[YOUR OBJECTIVE] Give the entries again exactly, every one of them.

BEGIN

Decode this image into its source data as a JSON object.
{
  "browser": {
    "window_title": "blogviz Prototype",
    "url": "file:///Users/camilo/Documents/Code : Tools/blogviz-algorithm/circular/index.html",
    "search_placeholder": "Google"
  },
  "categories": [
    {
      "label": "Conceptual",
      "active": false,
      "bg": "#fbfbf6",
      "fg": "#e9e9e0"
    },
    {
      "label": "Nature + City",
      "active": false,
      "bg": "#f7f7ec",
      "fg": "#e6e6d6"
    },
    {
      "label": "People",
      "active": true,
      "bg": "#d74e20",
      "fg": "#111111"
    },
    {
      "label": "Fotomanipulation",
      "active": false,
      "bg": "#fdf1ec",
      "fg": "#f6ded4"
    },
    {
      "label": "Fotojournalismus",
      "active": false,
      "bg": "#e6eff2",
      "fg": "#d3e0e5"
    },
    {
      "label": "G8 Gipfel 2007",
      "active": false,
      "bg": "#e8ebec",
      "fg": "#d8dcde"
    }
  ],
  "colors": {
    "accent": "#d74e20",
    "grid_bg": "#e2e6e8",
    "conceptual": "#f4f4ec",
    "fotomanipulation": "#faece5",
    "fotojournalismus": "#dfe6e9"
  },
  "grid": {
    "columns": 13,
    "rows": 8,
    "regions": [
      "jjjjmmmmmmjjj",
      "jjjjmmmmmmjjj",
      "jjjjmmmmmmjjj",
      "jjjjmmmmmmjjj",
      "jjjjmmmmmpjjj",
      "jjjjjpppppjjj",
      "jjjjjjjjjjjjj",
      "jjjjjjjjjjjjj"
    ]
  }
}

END

[SOLUTION]
Decode this image into its source data as a JSON object.
{
  "browser": {
    "window_title": "blogviz Prototype",
    "url": "file:///Users/camilo/Documents/Code : Tools/blogviz-algorithm/circular/index.html",
    "search_placeholder": "Google"
  },
  "categories": [
    {
      "label": "Conceptual",
      "active": false,
      "bg": "#fbfbf6",
      "fg": "#e9e9e0"
    },
    {
      "label": "Nature + City",
      "active": false,
      "bg": "#f7f7ec",
      "fg": "#e6e6d6"
    },
    {
      "label": "People",
      "active": true,
      "bg": "#d74e20",
      "fg": "#111111"
    },
    {
      "label": "Fotomanipulation",
      "active": false,
      "bg": "#fdf1ec",
      "fg": "#f6ded4"
    },
    {
      "label": "Fotojournalismus",
      "active": false,
      "bg": "#e6eff2",
      "fg": "#d3e0e5"
    },
    {
      "label": "G8 Gipfel 2007",
      "active": false,
      "bg": "#e8ebec",
      "fg": "#d8dcde"
    }
  ],
  "colors": {
    "accent": "#d74e20",
    "grid_bg": "#e2e6e8",
    "conceptual": "#f4f4ec",
    "fotomanipulation": "#faece5",
    "fotojournalismus": "#dfe6e9"
  },
  "grid": {
    "columns": 13,
    "rows": 8,
    "regions": [
      "jjjjmmmmmmjjj",
      "jjjjmmmmmmjjj",
      "jjjjmmmmmmjjj",
      "jjjjmmmmmmjjj",
      "jjjjmmmmmpjjj",
      "jjjjjpppppjjj",
      "jjjjjjjjjjjjj",
      "jjjjjjjjjjjjj"
    ]
  }
}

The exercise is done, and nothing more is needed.